Kristina and Luka are hoping for the virtually impossible - to be granted asylum in Germany despite being Albanian. They didn’t leave the Balkan country just for material reasons.
"In our homeland there is also war. It is a war without bombs. A struggle for survival," say the 26-year-old Kristina and her 24-year-old husband Luka (names changed) - that's why they came to Germany and applied for asylum in the summer of 2015.
They came from Albania: a poor country on the fringe of Europe, which Berlin last autumn categorized as a "safe country of origin," meaning its citizens have little or no chance of being recognized as refugees.
Kristina and Luka know this. But they don't want to go back. "Nothing works properly in our home country. Corruption poisons the whole country. Organized crime leaves its mark everywhere," they complain. "Politicians don't make any effort to try and improve the lives of people. The opposite is true: they make things worse and kill more and more Albanian souls. Every day. That's why so many people flee."
Nearly 52,000 Albanians applied for asylum in 2015
According to Germany's Federal Office for Migration and Refugees (BAMF) nearly 52,000 Albanians applied for asylum in Germany between January and November 2015, an increase of around 645 percent on the previous year.
Albania is ranked second in the list of countries of origin of asylum seekers in Germany, directly after Syria. "How am I supposed to live in Albania? There I earned only 80 euros ($87) a month," says Kristina, who worked in a call center despite being a qualified English teacher.
"And I had a full-time job as a barkeeper. My salary was 180 euros a month," said Luka, who studied sport science. "We didn't have any connections. We couldn't bribe anyone because we didn't have the money. That's why we had no chance of finding jobs," say the young Albanians, who currently live together with 80 other asylum seekers in a former school in a city in North Rhine-Westphalia.
It wasn't just poverty that forced them to leave their home country. "Luka has a Montenegrin background. My family doesn't accept ex-Yugoslavs," says Kristina. "The fact that he's two years younger than I am also annoys them a lot. That's why we secretly got married and fled the country."
'The best thing about Germany is the people'
The two young Albanians are expecting their first child in February. Luka hopes the couple will not be deported and the baby will be born in Germany. Because in Albania the health service is "catastrophic." He says you can only get good medical care if you have expensive presents for the doctors and nurses.
In their ten-square-meter room in the temporary accommodation in Germany, there are already lots of bags with baby clothes: presents and donations, which volunteers collected for the young couple. "The best thing in this country is the people. I would never have thought that the Germans were so sincere and helpful," says Kristina.

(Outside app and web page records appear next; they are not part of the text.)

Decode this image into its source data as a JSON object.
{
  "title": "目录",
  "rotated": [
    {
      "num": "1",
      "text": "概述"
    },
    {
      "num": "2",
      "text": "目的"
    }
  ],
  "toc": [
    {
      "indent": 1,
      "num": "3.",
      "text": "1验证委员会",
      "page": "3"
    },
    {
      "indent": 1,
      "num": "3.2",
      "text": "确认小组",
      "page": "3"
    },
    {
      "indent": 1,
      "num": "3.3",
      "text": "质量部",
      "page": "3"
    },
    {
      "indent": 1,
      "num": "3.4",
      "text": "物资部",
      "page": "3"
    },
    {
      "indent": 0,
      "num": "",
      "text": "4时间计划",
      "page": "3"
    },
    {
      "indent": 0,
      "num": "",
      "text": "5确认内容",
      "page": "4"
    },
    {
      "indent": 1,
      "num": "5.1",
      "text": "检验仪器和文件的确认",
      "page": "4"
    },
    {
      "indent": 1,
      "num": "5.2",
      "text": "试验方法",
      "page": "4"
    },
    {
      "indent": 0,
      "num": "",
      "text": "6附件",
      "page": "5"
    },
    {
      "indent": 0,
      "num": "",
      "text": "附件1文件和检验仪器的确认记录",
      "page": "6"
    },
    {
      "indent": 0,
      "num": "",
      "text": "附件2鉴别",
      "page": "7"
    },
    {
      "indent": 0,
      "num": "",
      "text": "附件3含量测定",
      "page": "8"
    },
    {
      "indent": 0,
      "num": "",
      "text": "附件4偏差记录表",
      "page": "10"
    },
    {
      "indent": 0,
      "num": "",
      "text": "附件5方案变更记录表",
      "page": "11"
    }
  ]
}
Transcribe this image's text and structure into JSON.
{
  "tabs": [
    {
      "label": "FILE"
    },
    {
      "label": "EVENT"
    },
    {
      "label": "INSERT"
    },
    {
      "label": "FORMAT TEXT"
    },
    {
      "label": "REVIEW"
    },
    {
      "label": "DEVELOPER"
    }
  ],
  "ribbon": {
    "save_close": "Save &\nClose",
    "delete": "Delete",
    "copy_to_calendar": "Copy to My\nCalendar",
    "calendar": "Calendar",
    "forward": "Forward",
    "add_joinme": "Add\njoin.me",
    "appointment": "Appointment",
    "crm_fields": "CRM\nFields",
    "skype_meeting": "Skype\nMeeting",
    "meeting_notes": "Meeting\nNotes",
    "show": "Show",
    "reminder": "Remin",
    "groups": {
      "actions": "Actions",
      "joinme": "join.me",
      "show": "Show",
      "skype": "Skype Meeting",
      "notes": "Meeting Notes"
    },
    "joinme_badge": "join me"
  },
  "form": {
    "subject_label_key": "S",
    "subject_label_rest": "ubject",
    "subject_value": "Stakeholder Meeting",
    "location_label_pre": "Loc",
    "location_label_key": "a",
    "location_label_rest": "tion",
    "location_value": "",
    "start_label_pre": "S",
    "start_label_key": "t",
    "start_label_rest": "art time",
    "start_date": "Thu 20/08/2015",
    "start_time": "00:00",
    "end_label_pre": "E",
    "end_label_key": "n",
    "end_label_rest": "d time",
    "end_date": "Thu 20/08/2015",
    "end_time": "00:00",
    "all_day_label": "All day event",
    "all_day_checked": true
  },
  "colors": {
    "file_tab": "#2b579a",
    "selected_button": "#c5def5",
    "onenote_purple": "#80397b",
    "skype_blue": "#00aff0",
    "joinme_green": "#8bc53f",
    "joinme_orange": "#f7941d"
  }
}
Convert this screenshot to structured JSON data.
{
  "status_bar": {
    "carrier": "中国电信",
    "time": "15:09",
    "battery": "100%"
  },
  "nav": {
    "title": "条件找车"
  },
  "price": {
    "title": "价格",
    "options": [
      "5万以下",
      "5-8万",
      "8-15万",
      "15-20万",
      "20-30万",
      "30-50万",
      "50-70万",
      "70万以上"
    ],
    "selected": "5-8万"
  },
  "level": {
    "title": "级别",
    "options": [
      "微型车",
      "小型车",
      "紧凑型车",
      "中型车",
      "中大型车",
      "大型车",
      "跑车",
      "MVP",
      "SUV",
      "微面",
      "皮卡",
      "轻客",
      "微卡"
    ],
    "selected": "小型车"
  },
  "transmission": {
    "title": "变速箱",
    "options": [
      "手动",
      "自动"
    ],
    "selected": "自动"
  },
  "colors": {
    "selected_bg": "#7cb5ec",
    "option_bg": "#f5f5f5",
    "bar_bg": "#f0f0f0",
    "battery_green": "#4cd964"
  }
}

She and Luka are the only Albanians in the accommodation - and the only family. The others - around 80 people - are Syrians, or that's what they say, says Luka.
"Many of them come from other countries. They say they are Syrians, because otherwise they would have little chance of being allowed to stay here." Everyday life is not easy: there are only two cooking burners for all 80 people. Meanwhile there are rumors of theft in the refugee accommodation.
Albania - a safe country?
While only 0.2 percent of asylum seekers from Albania were recognized in Germany in 2015, their prospects in other countries are better. Italy granted asylum to around half of Albanians; in France nearly 10 percent were recognized, and in Switzerland around 12 percent.
Why did the couple then, in spite of this, come to Germany? "In Italy it is difficult to find a job at this time because of the ailing economy. And we are not allowed to travel without a visa to Great Britain. Some Albanians get forged Italian passports, with which they fly to England. They cost around 5,000 euros. We do not have that much money, " says Luka.
Kristina thinks it's good that German Chancellor Angela Merkel has "opened Germany's doors for the Syrians." But she should also think about the Balkan refugees, she says, because Albania is definitely not a safe country of origin: "No one leaves their country without reason. We just want to live safely, to work legally and to look after our child. Is that asking too much?"
'Hope springs eternal'
Since January 1 Albanian citizens are allowed to begin an apprenticeship or employment in Germany, if there is a legally-binding job offer and they haven't received social benefits as asylum seekers in the last two years. This rule is also valid for people from Bosnia-Herzegovina, Kosovo, Macedonia, Montenegro and Serbia.
But Kristina and Luka do not expect too much from this: "For us it will be nearly impossible to find a job in Germany in this way. You probably have to speak very good German and a proof of precedence has to be carried out, which makes it difficult." In addition an application in Germany is not possible - they would have to go back to Albania first, they said. "For us there is nothing else for it but to hope that we will not be deported," says Kristina. Even if that appears unrealistic: "Hope springs eternal."